- Our hotel had a “thermal mineral pool”, which we spent over half an hour in before deciding we needed dinner. Apparently the town is famous for such pools and spas, although it seems economically depressed.
- As a result of said economic depression, many of the local restaurants and bars appear to have been shuttered. Those that remained open were quickly packed with pilgrims. Getting a table anywhere proved challenging.
- Two of Google’s recommendations for restaurants were a complete bust, one of them apparently no longer open, and another clearly not an establishment worth visiting. A third was not a restaurant at all, but a cool bar with great music, fantastic wine, and a very pleasant proprietor.
- The Spanish clearly do not care for breakfast. Or they don’t understand it. I believe it is the former. They want you to eat dessert for breakfast, with cakes and sweet pastries in abundance. There is cereal, but you will have to search, sometimes in vain, for cold milk. What I (and, in my opinion, all sensible people) want is something savoury, ideally a form of protein, even more ideally not square-cut ham. An egg. An egg would be fantastic. Bacon would be an excellent accompaniment. Or good, Spanish ham – Serrano, say. Keep the sweet nothings for the lunatics who want them, but please, allow me an egg.
Now that’s out of the way, we can begin. Today, of course, was the penultimate day of our Camino. Tomorrow, we will arrive in Santiago. But that is tomorrow. I shouldn’t begin with an ending – and not even today’s ending at that!

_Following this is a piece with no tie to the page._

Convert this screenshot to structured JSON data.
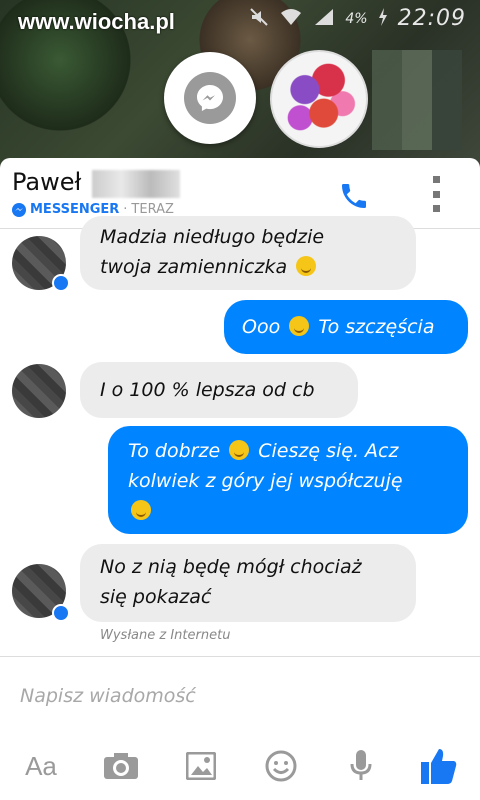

After a desultorily sweet breakfast, we set off into the cool, grey morning. Mist hung over the river, and muted the sounds of our footsteps on the quiet streets. We followed the yellow arrows out of town, and into the countryside.
We moved almost silently, among other almost silent perigrinos, through woods, following a pathway that itself followed a stream. Then the woods thinned out, and we moved through villages, the low clouds snagged on roof tiles, or caught in the tree tops, not willing to tear itself free.
We spoke with other travelers. A pair of women from Ireland. A young woman from Ukraine. A couple from Austria. Some had done Caminos before. Others, like us, were doing this for the first time. Some had taken the coastal route. Some had started in Tui, or later. Everyone has their own journey. No one can take it away from them.
Eventually we arrived in Padron, home of exquisite grilled peppers that we’ve grown to love over the past few days. Our hotel is just outside the town proper, in the bordering community of Lestrove. It is exquisite, inside and out. The closest thing to a drawback is that pool is frightfully cold. I can forgive that.
Tomorrow, as I mentioned, we’ll begin the final stage of our journey. We’ve already walked more than 200 km. There are roughly 25 to go.
But all endings are beginnings of something else.